Similarly to EMS, Cleveland police officer staffing is significantly down. The department is short more than 200 officers and nearly 300 officers are eligible for retirement. The number of cadets in the most recent class of cadets to replace them counted in the single digits. Follmer attributes that largely to a lack of competitive wages, which he said could worsen if the city scales back its budget to make room for participatory budgeting.
“We need every little bit so we can keep our members and get new members,” Follmer said. “If you cut back and the city can’t ... make it more attractive to become a Cleveland police officer, and we’re still at the same numbers, the city will be more lawless than it is right now.”
PB CLE says they do not want cuts to emergency services
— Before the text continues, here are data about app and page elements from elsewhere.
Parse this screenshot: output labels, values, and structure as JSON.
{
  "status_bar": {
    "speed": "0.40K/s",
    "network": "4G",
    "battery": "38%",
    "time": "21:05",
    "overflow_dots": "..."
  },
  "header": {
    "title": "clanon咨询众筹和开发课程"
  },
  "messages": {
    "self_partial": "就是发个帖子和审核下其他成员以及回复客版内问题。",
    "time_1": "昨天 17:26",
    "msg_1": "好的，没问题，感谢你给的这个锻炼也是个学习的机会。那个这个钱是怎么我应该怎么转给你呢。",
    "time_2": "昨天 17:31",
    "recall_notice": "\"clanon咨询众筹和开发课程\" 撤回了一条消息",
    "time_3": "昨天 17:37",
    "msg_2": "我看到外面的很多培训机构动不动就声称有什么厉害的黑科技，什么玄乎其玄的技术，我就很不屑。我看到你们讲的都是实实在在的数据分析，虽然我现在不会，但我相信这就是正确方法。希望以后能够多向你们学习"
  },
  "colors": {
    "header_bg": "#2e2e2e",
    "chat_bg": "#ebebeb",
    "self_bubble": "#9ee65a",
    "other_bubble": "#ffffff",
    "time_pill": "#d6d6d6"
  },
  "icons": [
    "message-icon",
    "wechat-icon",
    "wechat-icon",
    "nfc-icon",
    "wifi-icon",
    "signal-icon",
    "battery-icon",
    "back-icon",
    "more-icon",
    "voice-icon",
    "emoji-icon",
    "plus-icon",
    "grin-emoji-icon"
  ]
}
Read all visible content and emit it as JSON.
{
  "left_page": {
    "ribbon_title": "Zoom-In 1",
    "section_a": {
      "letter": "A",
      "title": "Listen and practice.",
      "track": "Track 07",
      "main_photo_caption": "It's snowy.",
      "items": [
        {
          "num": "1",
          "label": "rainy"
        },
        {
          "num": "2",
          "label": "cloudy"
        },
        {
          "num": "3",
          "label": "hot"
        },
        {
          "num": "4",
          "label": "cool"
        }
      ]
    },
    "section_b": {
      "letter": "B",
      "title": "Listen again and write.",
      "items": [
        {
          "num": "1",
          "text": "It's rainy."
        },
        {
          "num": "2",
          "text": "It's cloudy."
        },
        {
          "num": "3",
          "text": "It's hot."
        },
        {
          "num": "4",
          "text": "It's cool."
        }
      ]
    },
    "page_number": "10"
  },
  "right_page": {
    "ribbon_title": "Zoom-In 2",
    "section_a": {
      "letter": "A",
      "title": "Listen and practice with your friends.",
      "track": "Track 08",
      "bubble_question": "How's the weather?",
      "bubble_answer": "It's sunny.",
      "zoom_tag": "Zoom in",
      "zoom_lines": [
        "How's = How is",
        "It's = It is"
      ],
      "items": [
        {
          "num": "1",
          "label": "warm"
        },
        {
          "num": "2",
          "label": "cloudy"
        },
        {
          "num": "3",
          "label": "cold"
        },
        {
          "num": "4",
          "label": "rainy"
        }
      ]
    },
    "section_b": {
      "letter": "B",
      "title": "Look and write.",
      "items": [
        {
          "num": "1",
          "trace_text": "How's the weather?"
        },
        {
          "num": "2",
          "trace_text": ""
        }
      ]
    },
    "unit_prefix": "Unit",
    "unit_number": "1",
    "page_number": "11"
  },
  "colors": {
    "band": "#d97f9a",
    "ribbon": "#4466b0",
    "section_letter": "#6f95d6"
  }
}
PB CLE’s organizers said they do not want significant cuts to the city’s emergency medical services and don’t foresee that as an issue.
“I think it’s more likely that a valid and very important public service like emergency medical services would see more funding rather than less because residents understand how important that is,” said Jonathan Welle, who serves on PB CLE's steering committee. “I think it’s very likely that you will hear residents propose projects that increase the amount of funding to services they value the most, such as EMS.”
They say that the 2% will likely not come from just Cleveland's general fund which funds city positions. The charter amendment includes language allowing up to 60% of the funding to come from the city’s capital budget, which pays for infrastructure and construction, as well as the general fund. That blend would allow for capital projects like the construction of a new neighborhood pool, as well as programmatic proposals that would use general fund money.
Ultimately, the onus would be on the mayor to decide how that funding is allocated, PB CLE said. The mayor’s yearly budget estimate, which is vetted and approved by city council, would determine where those budget cuts came from. City council, however, would not have final approval over the participatory budgeting projects.
PB CLE is not in charge of determining which projects would be approved, so they cannot say definitively how the emergency services would be affected, but the group points to other cities with participatory budgeting that have invested in nonpolice care responses and mental health crisis intervention as public safety measures.
“We think PB CLE and a People’s Budget will bring more democratic power to the surface and actually make the lives of working-class people in the city of Cleveland better,” Welle said.
More unions come out against November ballot initiative
In the months following the police and EMS unions' vocal opposition, several more unions representing Cleveland's workforce have said they oppose the measure, including the North Shore AFL-CIO Federation of Labor, which represents 85,000 workers across nearly 150 local unions in the region.
"If you’re going to cut out $14 million from the current budget, it’s going to have big impacts," said Brian Pearson, the campaign and political director of North Shore AFL-CIO. "It could cause layoffs, restructuring, closing of departments."
Also joining the fight against participatory budgeting is the Cleveland Building and Construction Trades Council, which represents 29-member unions in the construction industry, and the union representing the city's firefighters.
Participatory budgeting “sounds like a good idea, a progressive idea, but it’s not,” David Wondolowski, executive secretary and business manager for the CBCTC said in a written statement on August 31. “I’m sure those behind the idea had good intentions, but the reality is participatory budgeting is a gimmick that presents a very real danger to a city budget that is already cut to the bone. Further cuts could do irreparable damage to City services and public safety.”